§ WHAT IS BEING ASKED:
Lines that include the string "JSON" are the ones to copy from the entries below.

**** PROVIDED ENTRIES ****

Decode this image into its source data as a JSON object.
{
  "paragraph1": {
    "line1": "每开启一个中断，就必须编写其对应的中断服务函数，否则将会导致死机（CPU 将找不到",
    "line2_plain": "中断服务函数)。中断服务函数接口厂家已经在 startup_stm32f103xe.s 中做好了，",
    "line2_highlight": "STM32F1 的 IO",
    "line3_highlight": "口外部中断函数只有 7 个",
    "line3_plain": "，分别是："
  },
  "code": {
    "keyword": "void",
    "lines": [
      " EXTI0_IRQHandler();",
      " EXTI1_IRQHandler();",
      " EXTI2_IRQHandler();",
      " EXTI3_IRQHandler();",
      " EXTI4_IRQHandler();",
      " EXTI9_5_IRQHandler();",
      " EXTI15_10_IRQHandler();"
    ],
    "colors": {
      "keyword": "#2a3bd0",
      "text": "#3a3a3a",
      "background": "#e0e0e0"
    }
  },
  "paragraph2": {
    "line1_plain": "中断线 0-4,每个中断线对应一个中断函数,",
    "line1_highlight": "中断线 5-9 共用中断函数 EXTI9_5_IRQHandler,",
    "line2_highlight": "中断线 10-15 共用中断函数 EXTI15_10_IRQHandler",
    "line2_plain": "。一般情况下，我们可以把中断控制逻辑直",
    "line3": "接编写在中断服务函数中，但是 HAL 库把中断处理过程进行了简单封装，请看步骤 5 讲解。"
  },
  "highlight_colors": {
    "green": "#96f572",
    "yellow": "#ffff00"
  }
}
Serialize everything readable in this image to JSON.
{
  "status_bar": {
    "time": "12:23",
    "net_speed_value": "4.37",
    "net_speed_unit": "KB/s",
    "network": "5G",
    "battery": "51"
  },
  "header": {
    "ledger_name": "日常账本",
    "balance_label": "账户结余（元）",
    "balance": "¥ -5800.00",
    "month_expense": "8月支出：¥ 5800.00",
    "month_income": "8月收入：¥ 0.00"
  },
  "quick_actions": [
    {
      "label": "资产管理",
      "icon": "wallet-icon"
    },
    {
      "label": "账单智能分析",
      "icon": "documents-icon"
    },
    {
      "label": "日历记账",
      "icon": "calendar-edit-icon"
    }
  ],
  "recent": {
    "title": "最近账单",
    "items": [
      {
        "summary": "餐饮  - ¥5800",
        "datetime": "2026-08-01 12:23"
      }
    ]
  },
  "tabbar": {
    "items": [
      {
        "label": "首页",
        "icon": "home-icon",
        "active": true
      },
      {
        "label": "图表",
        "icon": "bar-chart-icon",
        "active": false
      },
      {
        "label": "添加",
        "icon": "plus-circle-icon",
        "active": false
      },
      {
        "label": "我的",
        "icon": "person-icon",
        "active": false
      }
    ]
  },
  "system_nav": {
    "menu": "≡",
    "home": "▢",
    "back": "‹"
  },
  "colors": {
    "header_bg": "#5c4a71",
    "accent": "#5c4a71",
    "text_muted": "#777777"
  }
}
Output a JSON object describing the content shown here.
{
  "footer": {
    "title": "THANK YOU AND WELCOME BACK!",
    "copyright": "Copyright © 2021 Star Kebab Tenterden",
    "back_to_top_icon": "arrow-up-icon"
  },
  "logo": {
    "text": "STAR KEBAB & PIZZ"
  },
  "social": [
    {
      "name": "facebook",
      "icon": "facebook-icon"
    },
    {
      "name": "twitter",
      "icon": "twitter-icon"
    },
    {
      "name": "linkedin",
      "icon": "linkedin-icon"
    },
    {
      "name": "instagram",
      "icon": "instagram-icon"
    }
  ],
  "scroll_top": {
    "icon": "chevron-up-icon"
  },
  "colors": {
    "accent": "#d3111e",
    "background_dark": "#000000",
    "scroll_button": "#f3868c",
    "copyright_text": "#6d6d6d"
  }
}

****

§ EXERCISE OUTPUT:
Decode this image into its source data as a JSON object.
Serialize everything readable in this image to JSON.
Output a JSON object describing the content shown here.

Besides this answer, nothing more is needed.